"Currently recognising the incident, the colour, the physical elements or particles in words like absorb, consider, extract, to take the first that occur, he will avail himself of them, as further adding to the resources of expression. The elementary particles of language will be realised as colour and light and shade through his scholarly living in the full sense of them. opposing the constant degradation of language by those who use it carelessly, he will not treat coloured glass as if it were clear; and while half the world is using figure unconsciously, will be fully aware of all that latent figurative texture in speech, . . . and scrupulously
PURISM AND PEDANTRY
exact of it, from syllable to syllable, its precise value."
This is not quite easy to understand, but we see that Pater means much the same as we have been saying. Only he would go too far. As a scholar, "living in the full sense of words," and anxious to exact of them "from syllable to syllable" their "precise value," instead of accepting the value which they bear in common talk, his style would take us too far from the language in which he writes. The purist would degenerate into a pedant.
Exactly how far a purist may safely go without becoming pedantic we cannot here attempt to decide. Much depends on the occasion when the purifying experiment is made. Just as a schoolmaster may spoil the effect of a rebuke by introducing it at the wrong time, so the purist in style may spoil the effect of his correction by mistaking the occasion. Mr Stephen Phillips, for instance, is a poet of whom great things are justly expected, but at first especially his choice of words was marked by excessive purism.

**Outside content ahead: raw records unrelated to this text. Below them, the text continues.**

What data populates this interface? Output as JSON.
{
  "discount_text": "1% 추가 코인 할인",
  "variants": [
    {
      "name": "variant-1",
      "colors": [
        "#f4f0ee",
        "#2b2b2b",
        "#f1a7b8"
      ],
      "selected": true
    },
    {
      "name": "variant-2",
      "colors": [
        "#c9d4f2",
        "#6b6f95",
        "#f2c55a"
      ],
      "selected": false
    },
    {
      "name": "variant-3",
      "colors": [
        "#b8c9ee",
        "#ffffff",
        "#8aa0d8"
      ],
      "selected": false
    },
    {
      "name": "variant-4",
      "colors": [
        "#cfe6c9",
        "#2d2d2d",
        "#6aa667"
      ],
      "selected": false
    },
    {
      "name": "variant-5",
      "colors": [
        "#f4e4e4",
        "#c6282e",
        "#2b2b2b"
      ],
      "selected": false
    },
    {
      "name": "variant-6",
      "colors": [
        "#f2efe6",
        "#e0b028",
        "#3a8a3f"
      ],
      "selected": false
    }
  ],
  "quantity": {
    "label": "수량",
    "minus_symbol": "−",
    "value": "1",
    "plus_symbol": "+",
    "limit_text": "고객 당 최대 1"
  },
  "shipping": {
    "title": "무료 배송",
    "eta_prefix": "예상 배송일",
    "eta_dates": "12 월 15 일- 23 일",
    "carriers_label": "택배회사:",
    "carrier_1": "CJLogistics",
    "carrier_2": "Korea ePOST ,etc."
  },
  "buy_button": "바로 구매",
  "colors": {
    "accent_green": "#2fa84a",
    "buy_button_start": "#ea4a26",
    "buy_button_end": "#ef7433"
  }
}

There is more of Pater's precision than of Tennyson's insight in his phrases,
"Oh gradual rose of the dim universe,"
A dreadful freshness exquisitely breathes."
"Dreadful," like "awful," requires to be restored to its legitimate use from the degradation it suffers on the lips of careless talkers. But, if the word is to be restored at all, it should be restored at once to its full force, and Mr Phillips has chosen an occasion which is far less exaltedand, therefore, less convincing-than the Tennysonian context in which the misuse of "awful" is corrected. Moreover, he has helped to spoil his effect by doubling his rebuke. The word "exquisitely" in this sense is likewise an instance of purism, and it is asking too much of the reader to expect him to be thankful for two rescued words in a sevenword sentence. Such "syllable to syllable" purism suggests the method of a League for the Promotion of Kindness to Philology. The writer, that is to say, draws too much attention to his style. He wearies us with his well-doing, and, by compelling us to recognise how fine a purist he is, he sins by excess of purity.
§ 4 Other Kinds of Literary Language.-Similar dangers attend the enrichment of language by the process of inventing new words, or of combining existing words in a new way, as well as by the process which we described as raising colloquial words to literary rank. These things cannot be classified in rigid departments, for the